How a Selfie Changed
A transformative moment with Fr. Jon Sobrino, S.J.
By Kelsey Cheng, Junior at Loyola University Chicago
As a college student, I’ve taken my fair share of selfies.
Most of the images — from dinner with my roommates to a relaxing afternoon at the beach — document small moments in time with my friends. But one selfie captured the most transformative experience of my life thus far — meeting Father Jon Sobrino, S.J.
Before coming to Loyola University Chicago, I wouldn’t have been able to tell you who Father Sobrino was or why his telling of “la verdad” would serve as a constant source of inspiration to be a person with others.
In fact, I wouldn’t have been able to tell you who Father Sobrino was after I’d spent a year at Loyola. I wrote an essay for my Introduction to Christianity class about liberation theology, and don’t think I mentioned him once. To this day, I’m scared to look back at that paper and see how my unknowing-self tried exploring liberation theology. (I’m also sorry my professor had to read it.)
By last November, however, you couldn’t get me to stop talking about Father Sobrino, who was a featured guest during Loyola’s Ignatian Heritage Month.
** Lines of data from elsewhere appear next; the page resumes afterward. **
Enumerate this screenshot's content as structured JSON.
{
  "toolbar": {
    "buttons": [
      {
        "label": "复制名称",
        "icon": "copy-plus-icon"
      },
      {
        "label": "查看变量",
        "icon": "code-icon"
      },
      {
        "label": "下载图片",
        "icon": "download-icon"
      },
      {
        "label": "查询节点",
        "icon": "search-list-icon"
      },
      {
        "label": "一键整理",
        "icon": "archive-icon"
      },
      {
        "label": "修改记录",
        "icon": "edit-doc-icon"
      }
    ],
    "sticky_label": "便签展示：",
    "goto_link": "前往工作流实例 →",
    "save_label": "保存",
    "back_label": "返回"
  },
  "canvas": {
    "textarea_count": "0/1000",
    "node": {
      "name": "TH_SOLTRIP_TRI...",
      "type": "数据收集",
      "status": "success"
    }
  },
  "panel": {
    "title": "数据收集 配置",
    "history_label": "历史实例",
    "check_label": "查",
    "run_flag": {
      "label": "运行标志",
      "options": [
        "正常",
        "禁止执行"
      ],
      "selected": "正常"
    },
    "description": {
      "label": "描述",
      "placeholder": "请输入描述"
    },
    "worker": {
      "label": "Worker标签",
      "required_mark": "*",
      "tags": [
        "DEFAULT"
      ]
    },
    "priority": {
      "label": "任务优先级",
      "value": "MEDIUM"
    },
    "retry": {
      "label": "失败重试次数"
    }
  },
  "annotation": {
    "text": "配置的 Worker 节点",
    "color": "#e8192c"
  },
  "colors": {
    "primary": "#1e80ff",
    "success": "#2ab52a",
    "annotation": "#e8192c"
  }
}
You also couldn’t get me to stop talking about my time at the Ignatian Family Teach-In for Justice, the upcoming Alternative Break Immersion trip, my plans to study abroad in El Salvador, and the Christian Life Community I hoped to join.
My first semester of college was not kind on my GPA. I was a biology major because I thought that was “practical.” What I inherently learned at the end of the semester was my passion could become practical when it fills me with joy.
So I decided to get a degree in something I loved — fine arts. I began studying visual communications and developed a deeper understanding of design principles, a connection to human nature, and a love for pantone colors.
But that didn’t work out either.
This go-around, I changed my major because I saw my potential to connect with people through conversations and stories, not graphic design. The Ignatian Family Teach-In for Justice, a three-day conference hosted by the Ignatian Solidarity Network in Washington, DC, introduced me to the concepts of consolations and desolations, pushing me beyond my comfort zone with faith. The conference also helped me understand the impact my Jesuit education unknowingly had on me — and led me to discover my passion for connecting with people in a creative manner.
I’m currently studying advertising and public relations with minors in Latin American studies and studio art. I can attribute the discovery of the disciplines I’m studying to the Jesuit education I am receiving.
We all have a story to tell, a story to be heard, and a story that is not yet finished, but my aspirations of a career in public relations give me the potential to do all of the above.
This fall, I will be leading a Christian Life Community on campus, and in the spring, I will be studying abroad in El Salvador. These two things, among many other co-curricular involvements, are key moments in my Loyola experience.
While the selfie with Father Sobrino is a fun way to showcase a transformative moment, it truly is the time when I appreciated the value of a Jesuit education. And for this, I am eternally and unbelievably blessed.
Kelsey Cheng is a junior at Loyola University Chicago.